Packing Rust binary packages + dependency licensing


#1

Hi all,

I’m looking a bit into starting to put out binary distribution releases for this project and due to lack of previous experience I’m not entirely sure how to handle the licensing side of things.

First of all, the project itself has a few dependencies, which in turn have many other dependencies, etc. Is there an easy/automated way to exhaustively list all of these dependencies as well as their licensing requirements? It seems like all of the relevant crates in question here include license/author info in their metadata, so I’d imagine a tool to dig through the project’s dependencies (even using Cargo.lock where they’re all listed out anyways) to find this info/warn about where it’s not complete could be useful.

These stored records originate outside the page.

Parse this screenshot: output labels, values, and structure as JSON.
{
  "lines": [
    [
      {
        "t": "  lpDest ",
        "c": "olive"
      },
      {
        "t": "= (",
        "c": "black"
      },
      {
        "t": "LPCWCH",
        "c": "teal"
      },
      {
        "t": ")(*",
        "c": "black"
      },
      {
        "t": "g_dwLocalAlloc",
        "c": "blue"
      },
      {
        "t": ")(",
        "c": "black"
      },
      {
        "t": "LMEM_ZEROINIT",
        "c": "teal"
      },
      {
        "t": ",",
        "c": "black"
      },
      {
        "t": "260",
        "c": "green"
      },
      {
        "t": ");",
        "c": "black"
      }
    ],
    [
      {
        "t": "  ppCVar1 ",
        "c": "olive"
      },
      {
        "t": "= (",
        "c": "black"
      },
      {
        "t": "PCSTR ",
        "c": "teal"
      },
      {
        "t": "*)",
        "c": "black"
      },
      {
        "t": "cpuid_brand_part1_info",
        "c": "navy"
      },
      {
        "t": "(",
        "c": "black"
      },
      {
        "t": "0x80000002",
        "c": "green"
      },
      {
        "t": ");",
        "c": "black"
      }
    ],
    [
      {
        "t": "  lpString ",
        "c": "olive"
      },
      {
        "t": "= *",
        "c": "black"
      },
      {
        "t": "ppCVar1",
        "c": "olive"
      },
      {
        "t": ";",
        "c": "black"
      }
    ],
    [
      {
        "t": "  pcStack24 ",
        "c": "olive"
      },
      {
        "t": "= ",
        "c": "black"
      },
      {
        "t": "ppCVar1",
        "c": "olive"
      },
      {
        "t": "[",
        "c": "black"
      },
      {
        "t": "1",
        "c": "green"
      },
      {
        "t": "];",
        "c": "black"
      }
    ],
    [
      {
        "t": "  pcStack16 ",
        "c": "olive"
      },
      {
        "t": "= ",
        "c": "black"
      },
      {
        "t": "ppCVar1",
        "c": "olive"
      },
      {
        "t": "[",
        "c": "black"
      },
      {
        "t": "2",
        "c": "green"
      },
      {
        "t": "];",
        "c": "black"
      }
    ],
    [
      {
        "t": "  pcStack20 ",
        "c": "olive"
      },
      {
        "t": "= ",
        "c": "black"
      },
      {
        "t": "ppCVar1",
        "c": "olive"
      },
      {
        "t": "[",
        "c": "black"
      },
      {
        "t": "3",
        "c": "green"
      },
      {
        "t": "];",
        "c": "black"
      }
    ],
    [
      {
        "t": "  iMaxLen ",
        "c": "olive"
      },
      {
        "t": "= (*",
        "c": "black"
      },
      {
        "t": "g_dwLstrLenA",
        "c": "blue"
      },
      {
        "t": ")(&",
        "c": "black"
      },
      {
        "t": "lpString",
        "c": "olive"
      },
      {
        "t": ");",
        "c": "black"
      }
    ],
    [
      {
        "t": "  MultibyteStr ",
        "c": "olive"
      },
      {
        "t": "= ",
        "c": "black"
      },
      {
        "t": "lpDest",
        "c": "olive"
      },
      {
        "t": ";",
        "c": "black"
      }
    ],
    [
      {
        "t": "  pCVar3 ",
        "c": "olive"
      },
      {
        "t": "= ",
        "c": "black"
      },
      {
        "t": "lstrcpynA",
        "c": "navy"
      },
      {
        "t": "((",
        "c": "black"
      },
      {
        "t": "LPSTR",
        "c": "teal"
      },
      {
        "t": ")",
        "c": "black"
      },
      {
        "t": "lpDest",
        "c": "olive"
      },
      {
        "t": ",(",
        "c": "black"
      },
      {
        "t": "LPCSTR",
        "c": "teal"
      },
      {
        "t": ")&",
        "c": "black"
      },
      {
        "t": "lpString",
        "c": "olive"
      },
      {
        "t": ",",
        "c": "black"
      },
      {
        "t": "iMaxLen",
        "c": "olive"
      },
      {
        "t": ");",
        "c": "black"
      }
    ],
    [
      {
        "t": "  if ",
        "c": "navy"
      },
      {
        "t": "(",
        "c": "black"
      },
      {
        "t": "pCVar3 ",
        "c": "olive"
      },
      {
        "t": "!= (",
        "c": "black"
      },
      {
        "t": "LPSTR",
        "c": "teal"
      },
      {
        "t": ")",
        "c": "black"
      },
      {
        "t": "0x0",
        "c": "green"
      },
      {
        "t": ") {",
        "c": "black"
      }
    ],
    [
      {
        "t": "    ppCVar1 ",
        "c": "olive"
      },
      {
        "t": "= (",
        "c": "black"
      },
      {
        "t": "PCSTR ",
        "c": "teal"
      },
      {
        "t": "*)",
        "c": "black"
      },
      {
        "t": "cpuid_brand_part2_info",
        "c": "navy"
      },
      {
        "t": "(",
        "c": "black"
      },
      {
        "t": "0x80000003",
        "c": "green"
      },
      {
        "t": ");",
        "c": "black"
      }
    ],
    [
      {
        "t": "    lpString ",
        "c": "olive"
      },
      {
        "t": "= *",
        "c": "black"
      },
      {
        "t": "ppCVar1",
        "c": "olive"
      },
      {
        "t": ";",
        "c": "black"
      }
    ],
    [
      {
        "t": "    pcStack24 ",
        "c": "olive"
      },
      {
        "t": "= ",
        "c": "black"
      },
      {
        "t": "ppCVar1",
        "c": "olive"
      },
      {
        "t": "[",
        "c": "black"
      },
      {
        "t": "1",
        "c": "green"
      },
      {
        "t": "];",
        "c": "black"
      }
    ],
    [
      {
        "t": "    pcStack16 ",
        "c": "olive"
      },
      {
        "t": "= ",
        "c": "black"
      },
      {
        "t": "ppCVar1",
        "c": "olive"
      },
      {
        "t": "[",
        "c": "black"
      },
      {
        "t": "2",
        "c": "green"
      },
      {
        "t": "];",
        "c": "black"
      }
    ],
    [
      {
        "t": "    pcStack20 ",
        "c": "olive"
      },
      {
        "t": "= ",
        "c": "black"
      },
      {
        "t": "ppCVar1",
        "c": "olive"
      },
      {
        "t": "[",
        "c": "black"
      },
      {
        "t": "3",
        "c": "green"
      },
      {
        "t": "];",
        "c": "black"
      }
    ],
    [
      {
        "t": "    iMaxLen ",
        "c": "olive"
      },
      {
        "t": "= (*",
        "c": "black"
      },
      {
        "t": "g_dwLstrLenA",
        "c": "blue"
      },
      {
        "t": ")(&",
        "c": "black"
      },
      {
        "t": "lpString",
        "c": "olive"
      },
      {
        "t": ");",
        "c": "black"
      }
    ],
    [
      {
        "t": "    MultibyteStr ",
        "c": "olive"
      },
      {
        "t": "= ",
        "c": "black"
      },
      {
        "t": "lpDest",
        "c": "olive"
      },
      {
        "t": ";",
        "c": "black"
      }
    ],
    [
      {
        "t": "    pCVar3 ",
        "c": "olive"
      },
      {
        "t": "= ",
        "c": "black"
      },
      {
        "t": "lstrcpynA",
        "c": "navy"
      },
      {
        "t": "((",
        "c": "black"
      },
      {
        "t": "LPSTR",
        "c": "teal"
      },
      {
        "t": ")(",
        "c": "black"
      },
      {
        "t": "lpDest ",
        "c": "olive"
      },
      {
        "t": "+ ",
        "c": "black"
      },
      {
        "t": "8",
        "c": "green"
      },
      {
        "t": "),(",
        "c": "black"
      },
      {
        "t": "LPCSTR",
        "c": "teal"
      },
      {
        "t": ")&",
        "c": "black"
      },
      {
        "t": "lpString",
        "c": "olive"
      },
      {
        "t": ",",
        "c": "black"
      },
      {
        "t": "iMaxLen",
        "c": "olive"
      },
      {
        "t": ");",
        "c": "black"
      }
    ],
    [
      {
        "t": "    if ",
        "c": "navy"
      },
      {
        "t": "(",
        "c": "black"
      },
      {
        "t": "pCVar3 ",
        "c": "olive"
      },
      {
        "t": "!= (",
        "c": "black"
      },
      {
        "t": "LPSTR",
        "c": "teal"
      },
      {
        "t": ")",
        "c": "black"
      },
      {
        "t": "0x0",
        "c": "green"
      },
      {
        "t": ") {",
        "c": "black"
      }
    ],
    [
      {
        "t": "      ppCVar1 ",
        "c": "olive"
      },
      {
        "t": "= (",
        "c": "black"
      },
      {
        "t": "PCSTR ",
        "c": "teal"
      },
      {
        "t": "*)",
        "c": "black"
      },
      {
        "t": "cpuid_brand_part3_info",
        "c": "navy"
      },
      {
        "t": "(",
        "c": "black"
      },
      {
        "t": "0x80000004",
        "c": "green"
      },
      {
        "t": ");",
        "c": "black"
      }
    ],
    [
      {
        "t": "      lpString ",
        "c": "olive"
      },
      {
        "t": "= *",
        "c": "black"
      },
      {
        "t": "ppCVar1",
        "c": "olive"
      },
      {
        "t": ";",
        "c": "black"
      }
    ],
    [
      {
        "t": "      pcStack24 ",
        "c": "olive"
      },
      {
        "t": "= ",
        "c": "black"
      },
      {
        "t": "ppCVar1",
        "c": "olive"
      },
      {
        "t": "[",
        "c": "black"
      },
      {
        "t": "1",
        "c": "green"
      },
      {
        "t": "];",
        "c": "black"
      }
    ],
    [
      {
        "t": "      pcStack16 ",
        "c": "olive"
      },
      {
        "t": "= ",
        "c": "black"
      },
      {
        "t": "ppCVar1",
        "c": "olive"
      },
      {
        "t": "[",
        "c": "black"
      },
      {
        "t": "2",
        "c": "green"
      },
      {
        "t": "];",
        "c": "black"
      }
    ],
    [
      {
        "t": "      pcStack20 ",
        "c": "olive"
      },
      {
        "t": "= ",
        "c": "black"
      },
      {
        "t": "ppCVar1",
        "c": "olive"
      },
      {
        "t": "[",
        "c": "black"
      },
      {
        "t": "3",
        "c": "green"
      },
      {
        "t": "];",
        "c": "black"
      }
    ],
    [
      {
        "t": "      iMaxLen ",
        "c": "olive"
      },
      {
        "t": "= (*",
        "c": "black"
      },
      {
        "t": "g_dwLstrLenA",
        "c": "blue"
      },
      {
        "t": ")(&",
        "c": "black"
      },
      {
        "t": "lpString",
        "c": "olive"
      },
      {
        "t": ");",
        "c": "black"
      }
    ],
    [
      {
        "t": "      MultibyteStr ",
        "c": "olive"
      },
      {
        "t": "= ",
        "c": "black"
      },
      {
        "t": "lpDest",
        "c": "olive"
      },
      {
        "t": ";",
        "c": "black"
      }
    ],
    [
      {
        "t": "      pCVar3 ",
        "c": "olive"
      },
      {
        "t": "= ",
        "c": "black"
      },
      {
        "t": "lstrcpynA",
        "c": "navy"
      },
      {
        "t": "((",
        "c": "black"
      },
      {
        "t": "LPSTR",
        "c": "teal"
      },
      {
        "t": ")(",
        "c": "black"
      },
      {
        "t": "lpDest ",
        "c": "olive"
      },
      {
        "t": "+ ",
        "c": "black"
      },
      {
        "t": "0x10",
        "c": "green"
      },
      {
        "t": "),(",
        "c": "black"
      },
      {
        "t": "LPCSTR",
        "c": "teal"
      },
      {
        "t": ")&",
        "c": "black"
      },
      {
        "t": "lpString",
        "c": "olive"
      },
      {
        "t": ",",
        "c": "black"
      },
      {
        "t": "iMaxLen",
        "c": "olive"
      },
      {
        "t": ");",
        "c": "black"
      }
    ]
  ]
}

Once the dependencies/licenses they use are determined, depending on what they are (assuming they’re all apache 2.0, mit, or dual-licensed) then it’s a matter of proper attribution/license distribution, but I’m a bit lost on the details here as well. Some sources claim attribution is not necessary (including crate authors) but I’d rather be conservative/exhaustive here both in terms of wanting to be safe-not-sorry, but also to give credit where credit is due. What would be the recommended way to package this info/notify the user in this situation about the various licenses/dependencies the project relies on? Is there any way to automate this and make it part of the project’s deployment procedure on the CI servers?

Thanks for the help!


#2

So, I can’t help you with your problem but I can point you to prior discussion:


#3

I can help you a little bit :slight_smile: If you looked through that linked issue you may have seen I wrote a cargo plugin cargo-lichking that is capable of listing and partially checking for license compatibility. I also plan to have it support generating a license bundle at some point, did a little work on that today but still needs quite a bit more till it would really be usable.


#4

Thanks @stebalien and @Nemo157, both that discussion and cargo-lichking were pretty helpful!

After getting an exhaustive list of dependencies I dug around my disk and found the cargo binary distribution, to see how it did its licensing. Basically, it packed up the standard MIT/Apache license files along with this third-party license file which exhaustively lists different licenses and links to where you can see the latest. Using that as a model, I did the same for Rustual Boy, and long story short, test releases are building as we speak :slight_smile:

If anyone spots any errors feel free to open an issue/pull request and/or contact me and we’ll get it sorted, but it all seems right to me at least (though for future readers, IANAL ofc!).

Thanks again for the help!